The attached article from a 1944 issue of YANK MAGAZINE tells the story of a quiet little spot behind the front lines where American GIs were able to enjoy 24 hours of peace before being returned to the meat-grinder:
"Sergeant Carmine Daniello, of Brooklyn, New York, smoked a big cigar during the afternoon...he was taking it easy in his own way. He didn't want to sleep just now. He said, 'Just sitting around like this is all I want right now. 'On the other side of the river it had been so bad. Every time you got up to attend to some necessary business they'd throw artillery.'"
"What bothered Daniello was the way the stories of the war came out in print. 'If an American Dogface gets it, why not say so?'"

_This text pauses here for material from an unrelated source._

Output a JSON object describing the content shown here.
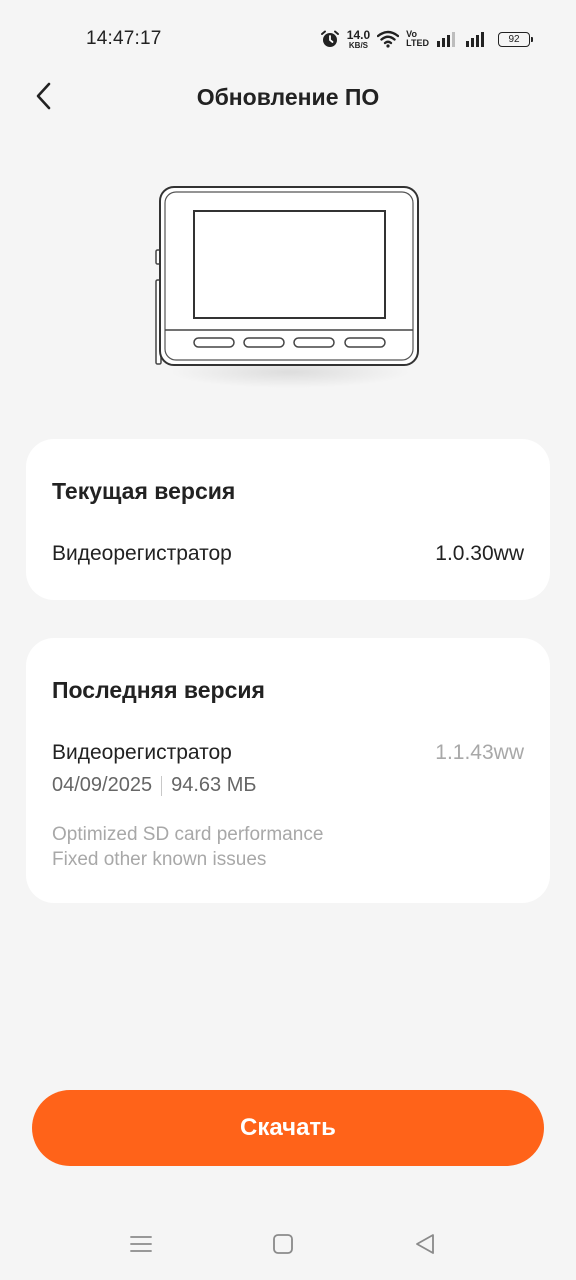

CLICK HERE... to read one man's account of his struggle with shell shock...